(Problem details):
From the data, return each line holding the word "name".

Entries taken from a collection
==*==

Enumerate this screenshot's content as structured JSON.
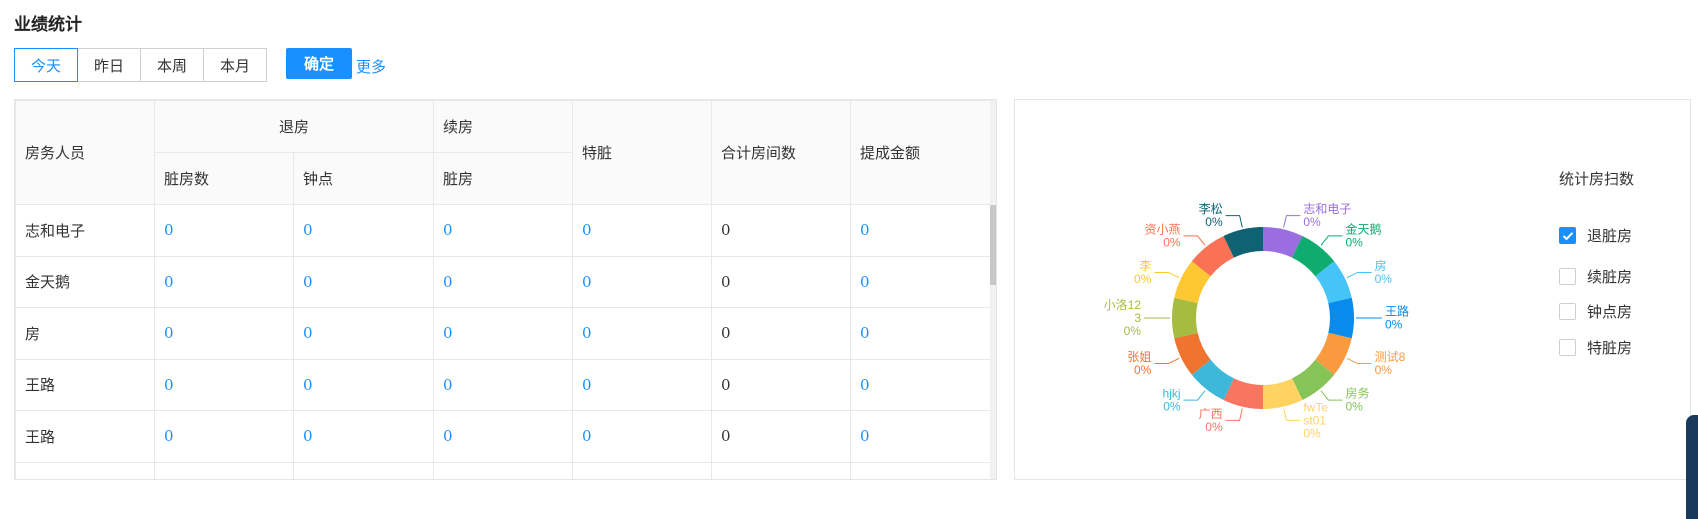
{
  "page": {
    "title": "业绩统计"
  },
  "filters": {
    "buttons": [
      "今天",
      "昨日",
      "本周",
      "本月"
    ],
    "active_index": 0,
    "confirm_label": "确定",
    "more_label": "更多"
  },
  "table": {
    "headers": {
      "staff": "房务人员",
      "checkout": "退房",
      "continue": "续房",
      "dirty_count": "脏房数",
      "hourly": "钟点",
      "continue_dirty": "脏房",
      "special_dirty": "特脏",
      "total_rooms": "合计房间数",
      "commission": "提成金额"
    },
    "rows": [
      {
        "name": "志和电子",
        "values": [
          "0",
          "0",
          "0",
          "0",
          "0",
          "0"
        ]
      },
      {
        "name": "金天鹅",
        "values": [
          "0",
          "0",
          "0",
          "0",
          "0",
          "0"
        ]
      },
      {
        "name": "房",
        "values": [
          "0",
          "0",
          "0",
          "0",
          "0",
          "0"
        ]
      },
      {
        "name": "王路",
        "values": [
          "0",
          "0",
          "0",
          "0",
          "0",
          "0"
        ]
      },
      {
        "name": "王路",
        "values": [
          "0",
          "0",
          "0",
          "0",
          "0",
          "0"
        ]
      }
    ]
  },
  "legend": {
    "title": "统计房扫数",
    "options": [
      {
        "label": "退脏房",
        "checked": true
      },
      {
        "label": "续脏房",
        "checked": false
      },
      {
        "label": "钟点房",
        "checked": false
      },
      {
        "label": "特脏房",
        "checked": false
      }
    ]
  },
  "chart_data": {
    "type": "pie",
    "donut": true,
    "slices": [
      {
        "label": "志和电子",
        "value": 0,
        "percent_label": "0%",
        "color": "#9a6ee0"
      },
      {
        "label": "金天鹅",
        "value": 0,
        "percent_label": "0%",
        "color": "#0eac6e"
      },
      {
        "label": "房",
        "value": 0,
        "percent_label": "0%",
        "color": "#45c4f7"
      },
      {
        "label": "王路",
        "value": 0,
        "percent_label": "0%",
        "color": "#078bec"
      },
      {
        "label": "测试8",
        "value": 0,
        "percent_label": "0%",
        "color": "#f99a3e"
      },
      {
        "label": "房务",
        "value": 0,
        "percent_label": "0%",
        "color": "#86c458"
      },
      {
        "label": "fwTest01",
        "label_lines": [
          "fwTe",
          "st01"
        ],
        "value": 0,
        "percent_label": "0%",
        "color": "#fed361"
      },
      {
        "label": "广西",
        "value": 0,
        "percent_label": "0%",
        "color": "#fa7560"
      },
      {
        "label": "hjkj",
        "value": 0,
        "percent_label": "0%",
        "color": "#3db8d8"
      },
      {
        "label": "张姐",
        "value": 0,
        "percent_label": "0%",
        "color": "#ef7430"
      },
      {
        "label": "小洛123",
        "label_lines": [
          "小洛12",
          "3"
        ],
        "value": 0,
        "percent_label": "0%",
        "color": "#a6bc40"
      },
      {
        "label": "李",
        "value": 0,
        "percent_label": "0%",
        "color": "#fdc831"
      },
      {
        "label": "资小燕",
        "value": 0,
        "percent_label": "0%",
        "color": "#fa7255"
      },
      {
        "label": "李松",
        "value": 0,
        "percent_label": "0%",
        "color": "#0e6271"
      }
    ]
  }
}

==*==

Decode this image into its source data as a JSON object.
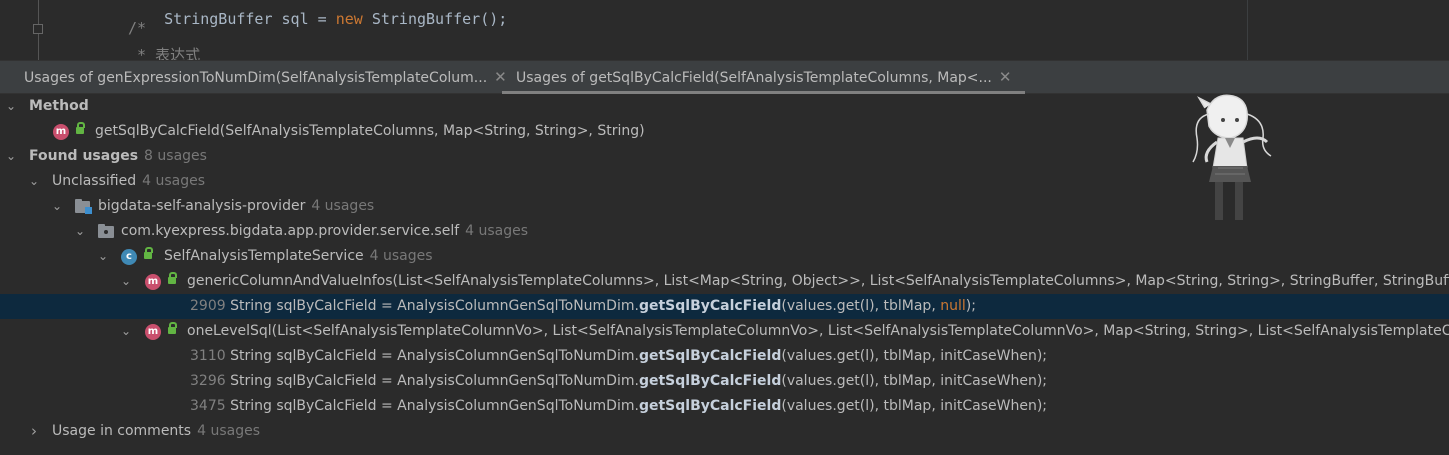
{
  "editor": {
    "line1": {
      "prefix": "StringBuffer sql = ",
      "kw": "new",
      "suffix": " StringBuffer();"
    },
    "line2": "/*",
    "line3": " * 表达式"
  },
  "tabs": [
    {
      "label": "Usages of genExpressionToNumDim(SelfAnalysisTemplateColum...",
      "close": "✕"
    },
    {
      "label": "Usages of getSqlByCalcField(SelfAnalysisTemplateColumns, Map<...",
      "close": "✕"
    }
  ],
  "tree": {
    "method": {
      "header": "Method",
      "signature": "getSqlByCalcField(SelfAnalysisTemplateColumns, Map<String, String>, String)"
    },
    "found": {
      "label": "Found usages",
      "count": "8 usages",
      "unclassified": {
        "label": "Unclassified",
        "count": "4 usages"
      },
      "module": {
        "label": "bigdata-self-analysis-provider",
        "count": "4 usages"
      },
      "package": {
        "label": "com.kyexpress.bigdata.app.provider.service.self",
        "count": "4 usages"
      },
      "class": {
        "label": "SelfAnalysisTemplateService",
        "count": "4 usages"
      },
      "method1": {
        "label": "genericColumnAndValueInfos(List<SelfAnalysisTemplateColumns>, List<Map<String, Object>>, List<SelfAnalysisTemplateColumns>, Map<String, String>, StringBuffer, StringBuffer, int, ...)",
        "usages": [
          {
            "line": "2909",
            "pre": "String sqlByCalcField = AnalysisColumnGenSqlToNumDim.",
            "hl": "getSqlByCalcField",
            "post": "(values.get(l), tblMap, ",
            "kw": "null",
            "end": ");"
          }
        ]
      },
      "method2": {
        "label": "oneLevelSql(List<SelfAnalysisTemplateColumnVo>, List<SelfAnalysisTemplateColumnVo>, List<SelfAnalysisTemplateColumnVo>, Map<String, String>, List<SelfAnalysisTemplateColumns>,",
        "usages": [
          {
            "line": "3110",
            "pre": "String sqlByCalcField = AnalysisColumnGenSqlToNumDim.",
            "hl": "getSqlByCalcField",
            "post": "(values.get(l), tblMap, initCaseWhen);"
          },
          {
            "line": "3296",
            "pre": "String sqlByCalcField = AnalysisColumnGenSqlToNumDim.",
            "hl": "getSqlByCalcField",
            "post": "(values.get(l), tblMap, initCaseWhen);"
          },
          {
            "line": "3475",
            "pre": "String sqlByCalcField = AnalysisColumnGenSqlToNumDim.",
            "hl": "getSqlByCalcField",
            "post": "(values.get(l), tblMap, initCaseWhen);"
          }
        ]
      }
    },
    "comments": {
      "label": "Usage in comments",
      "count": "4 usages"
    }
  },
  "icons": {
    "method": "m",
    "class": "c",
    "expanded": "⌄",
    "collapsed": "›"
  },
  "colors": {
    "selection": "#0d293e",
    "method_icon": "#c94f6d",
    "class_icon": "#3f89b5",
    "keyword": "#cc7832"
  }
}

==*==

(Output for this exercise):
        "name": "志和电子",
        "name": "金天鹅",
        "name": "房",
        "name": "王路",
        "name": "王路",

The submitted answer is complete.